He was also the winner of four awards at the 17th Australian Society of Magicians Convention.[8] These were for 'favourite trick', 'stage', 'comedy' and 'cabaret'.

References[edit]

  1. ^ McCullagh, Brian (2007). Deception Downunder: A Look at Magic in Australia 'The ASM's Most Famous Member'. Melbourne, Australia: The Australian Society of Magicians pp. 32–33. 
  2. ^ Morton, Nick (May 2002). "’ASM Meeting Review – Monday 8th April 2002’" (PDF). ’Magic Makers’ The Official Newsletter of The Australian Society of Magicians p. 6. The Australian Society of Magicians. Retrieved 2009-12-07. 
  3. ^ Duke, Robin (15 March 2006). "The Comedy of Errors". Theatre Review. The Stage, UK. Retrieved 2009-12-07. 
  4. ^ Pandaram, Jamie (21 September 2006). "Master passes on a few tricks of the trade". Arts Review. The Sydney Morning Herald. Retrieved 2009-12-07. 
  5. ^ "Roll Up Roll Up". Event Guide. Our Brisbane.com. July 2008. Retrieved 2009-12-07. 
  6. ^ "The Magic Mansion". Official Site. Magic Mansion.
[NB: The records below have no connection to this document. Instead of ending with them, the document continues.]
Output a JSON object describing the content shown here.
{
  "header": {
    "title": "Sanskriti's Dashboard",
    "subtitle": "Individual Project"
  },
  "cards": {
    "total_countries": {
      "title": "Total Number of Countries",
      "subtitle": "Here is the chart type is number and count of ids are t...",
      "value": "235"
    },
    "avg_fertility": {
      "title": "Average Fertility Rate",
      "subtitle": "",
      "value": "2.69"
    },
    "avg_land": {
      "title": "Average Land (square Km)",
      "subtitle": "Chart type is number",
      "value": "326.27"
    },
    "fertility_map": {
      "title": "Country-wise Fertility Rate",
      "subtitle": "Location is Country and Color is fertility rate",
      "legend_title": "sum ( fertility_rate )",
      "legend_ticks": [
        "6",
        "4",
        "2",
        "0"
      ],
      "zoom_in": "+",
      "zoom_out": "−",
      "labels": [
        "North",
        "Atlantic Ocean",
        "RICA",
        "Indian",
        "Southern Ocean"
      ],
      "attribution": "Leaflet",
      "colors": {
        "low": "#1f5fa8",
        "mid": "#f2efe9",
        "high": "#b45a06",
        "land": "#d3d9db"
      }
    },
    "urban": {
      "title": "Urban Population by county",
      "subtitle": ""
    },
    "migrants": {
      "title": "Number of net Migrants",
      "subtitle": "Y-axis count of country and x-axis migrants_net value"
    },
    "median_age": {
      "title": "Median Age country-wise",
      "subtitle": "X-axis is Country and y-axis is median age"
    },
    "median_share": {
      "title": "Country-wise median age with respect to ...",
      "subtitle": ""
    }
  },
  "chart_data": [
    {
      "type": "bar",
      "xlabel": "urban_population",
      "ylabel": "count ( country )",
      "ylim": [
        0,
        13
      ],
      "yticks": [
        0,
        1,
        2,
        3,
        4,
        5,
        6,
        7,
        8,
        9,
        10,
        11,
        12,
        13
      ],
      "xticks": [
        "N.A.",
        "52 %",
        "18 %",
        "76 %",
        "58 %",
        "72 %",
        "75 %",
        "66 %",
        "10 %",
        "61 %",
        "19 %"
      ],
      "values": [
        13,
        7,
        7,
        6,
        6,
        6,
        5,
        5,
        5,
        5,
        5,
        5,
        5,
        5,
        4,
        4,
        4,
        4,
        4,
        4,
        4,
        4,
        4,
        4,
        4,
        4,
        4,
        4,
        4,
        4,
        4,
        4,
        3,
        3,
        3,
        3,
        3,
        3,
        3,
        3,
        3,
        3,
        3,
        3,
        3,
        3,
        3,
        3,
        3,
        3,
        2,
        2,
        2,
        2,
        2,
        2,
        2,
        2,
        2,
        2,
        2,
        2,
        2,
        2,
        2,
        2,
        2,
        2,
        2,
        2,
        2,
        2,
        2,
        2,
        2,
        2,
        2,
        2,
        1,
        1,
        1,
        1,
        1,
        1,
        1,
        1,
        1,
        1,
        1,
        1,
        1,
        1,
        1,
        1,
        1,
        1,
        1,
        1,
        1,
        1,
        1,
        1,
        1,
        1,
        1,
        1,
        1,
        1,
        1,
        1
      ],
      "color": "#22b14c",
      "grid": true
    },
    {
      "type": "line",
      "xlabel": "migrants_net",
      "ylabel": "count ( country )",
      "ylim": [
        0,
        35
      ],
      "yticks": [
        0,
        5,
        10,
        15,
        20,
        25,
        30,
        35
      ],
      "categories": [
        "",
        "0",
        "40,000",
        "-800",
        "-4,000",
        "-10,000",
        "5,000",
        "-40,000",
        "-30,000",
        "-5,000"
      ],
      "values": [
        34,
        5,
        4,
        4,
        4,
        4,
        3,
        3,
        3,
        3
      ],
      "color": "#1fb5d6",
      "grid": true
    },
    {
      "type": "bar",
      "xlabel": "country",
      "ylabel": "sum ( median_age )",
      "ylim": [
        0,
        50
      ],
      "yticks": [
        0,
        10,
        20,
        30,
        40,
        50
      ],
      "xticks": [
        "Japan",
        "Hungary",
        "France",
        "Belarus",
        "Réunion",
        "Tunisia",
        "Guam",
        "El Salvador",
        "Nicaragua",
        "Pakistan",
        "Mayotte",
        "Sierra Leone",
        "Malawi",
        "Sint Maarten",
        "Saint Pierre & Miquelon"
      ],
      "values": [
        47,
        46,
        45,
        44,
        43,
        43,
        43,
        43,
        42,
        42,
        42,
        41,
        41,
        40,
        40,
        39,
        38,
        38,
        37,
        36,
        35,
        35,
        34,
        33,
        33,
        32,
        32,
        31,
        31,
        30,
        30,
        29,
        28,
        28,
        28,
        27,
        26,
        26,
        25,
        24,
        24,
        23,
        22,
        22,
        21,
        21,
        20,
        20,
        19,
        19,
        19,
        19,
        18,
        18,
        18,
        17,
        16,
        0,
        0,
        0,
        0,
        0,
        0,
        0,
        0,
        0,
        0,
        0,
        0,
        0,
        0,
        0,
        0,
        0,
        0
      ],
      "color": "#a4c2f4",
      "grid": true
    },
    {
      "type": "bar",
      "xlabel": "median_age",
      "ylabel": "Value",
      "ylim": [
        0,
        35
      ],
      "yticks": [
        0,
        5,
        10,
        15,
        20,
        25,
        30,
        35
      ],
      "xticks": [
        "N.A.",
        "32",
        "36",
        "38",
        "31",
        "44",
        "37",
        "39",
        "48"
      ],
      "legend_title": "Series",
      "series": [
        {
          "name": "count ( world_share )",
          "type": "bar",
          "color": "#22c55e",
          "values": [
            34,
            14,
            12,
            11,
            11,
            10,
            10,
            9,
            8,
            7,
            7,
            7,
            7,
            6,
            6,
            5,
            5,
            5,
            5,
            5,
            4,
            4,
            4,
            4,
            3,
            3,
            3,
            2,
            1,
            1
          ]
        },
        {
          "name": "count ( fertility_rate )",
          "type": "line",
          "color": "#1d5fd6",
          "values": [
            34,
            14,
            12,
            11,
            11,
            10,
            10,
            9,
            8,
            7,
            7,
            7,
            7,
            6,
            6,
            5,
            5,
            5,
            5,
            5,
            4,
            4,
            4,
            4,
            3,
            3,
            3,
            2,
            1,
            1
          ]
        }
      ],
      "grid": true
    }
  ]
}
Retrieved 2009-12-10. 
  7. ^ McCullagh, Brian (2007). Deception Downunder: A Look at Magic in Australia 'The ASM's Most Famous Member'. Melbourne, Australia: The Australian Society of Magicians pp. 32–33. 
  8. ^ "Australian Magic Conventions". Blog. Magic Unlimited. Retrieved 2009-12-10. 

External links[edit]